--- Data for analysis Enclosed Below ---

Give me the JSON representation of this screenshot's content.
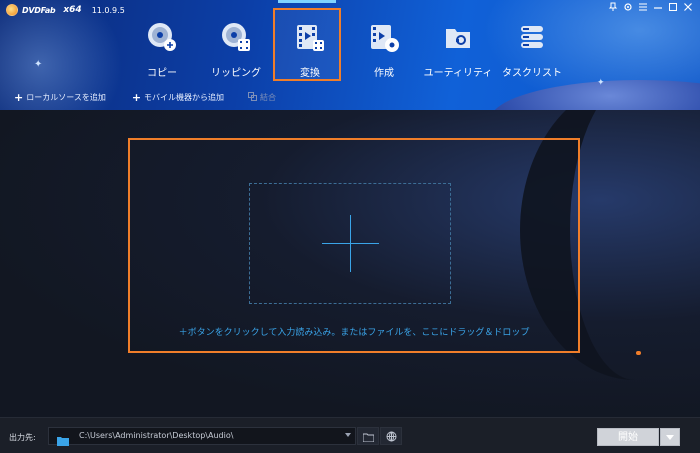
{
  "app": {
    "brand": "DVDFab",
    "arch": "x64",
    "version": "11.0.9.5"
  },
  "window_controls": [
    "pin-icon",
    "gear-icon",
    "menu-icon",
    "minimize-icon",
    "maximize-icon",
    "close-icon"
  ],
  "modes": [
    {
      "label": "コピー",
      "icon": "disc-copy-icon",
      "active": false
    },
    {
      "label": "リッピング",
      "icon": "disc-rip-icon",
      "active": false
    },
    {
      "label": "変換",
      "icon": "film-convert-icon",
      "active": true
    },
    {
      "label": "作成",
      "icon": "film-disc-create-icon",
      "active": false
    },
    {
      "label": "ユーティリティ",
      "icon": "toolbox-icon",
      "active": false
    },
    {
      "label": "タスクリスト",
      "icon": "task-list-icon",
      "active": false
    }
  ],
  "toolbar": {
    "add_local": "ローカルソースを追加",
    "add_mobile": "モバイル機器から追加",
    "merge": "結合"
  },
  "main": {
    "hint": "＋ボタンをクリックして入力読み込み。またはファイルを、ここにドラッグ＆ドロップ"
  },
  "footer": {
    "output_label": "出力先:",
    "output_path": "C:\\Users\\Administrator\\Desktop\\Audio\\",
    "start_label": "開始"
  },
  "colors": {
    "accent_orange": "#f07e2a",
    "hint_blue": "#3aa4e8",
    "header_blue": "#0c3fa8"
  }
}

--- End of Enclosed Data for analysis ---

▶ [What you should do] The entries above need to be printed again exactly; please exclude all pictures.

▶ [Expected answer]
Give me the JSON representation of this screenshot's content.
{
  "app": {
    "brand": "DVDFab",
    "arch": "x64",
    "version": "11.0.9.5"
  },
  "window_controls": [
    "pin-icon",
    "gear-icon",
    "menu-icon",
    "minimize-icon",
    "maximize-icon",
    "close-icon"
  ],
  "modes": [
    {
      "label": "コピー",
      "icon": "disc-copy-icon",
      "active": false
    },
    {
      "label": "リッピング",
      "icon": "disc-rip-icon",
      "active": false
    },
    {
      "label": "変換",
      "icon": "film-convert-icon",
      "active": true
    },
    {
      "label": "作成",
      "icon": "film-disc-create-icon",
      "active": false
    },
    {
      "label": "ユーティリティ",
      "icon": "toolbox-icon",
      "active": false
    },
    {
      "label": "タスクリスト",
      "icon": "task-list-icon",
      "active": false
    }
  ],
  "toolbar": {
    "add_local": "ローカルソースを追加",
    "add_mobile": "モバイル機器から追加",
    "merge": "結合"
  },
  "main": {
    "hint": "＋ボタンをクリックして入力読み込み。またはファイルを、ここにドラッグ＆ドロップ"
  },
  "footer": {
    "output_label": "出力先:",
    "output_path": "C:\\Users\\Administrator\\Desktop\\Audio\\",
    "start_label": "開始"
  },
  "colors": {
    "accent_orange": "#f07e2a",
    "hint_blue": "#3aa4e8",
    "header_blue": "#0c3fa8"
  }
}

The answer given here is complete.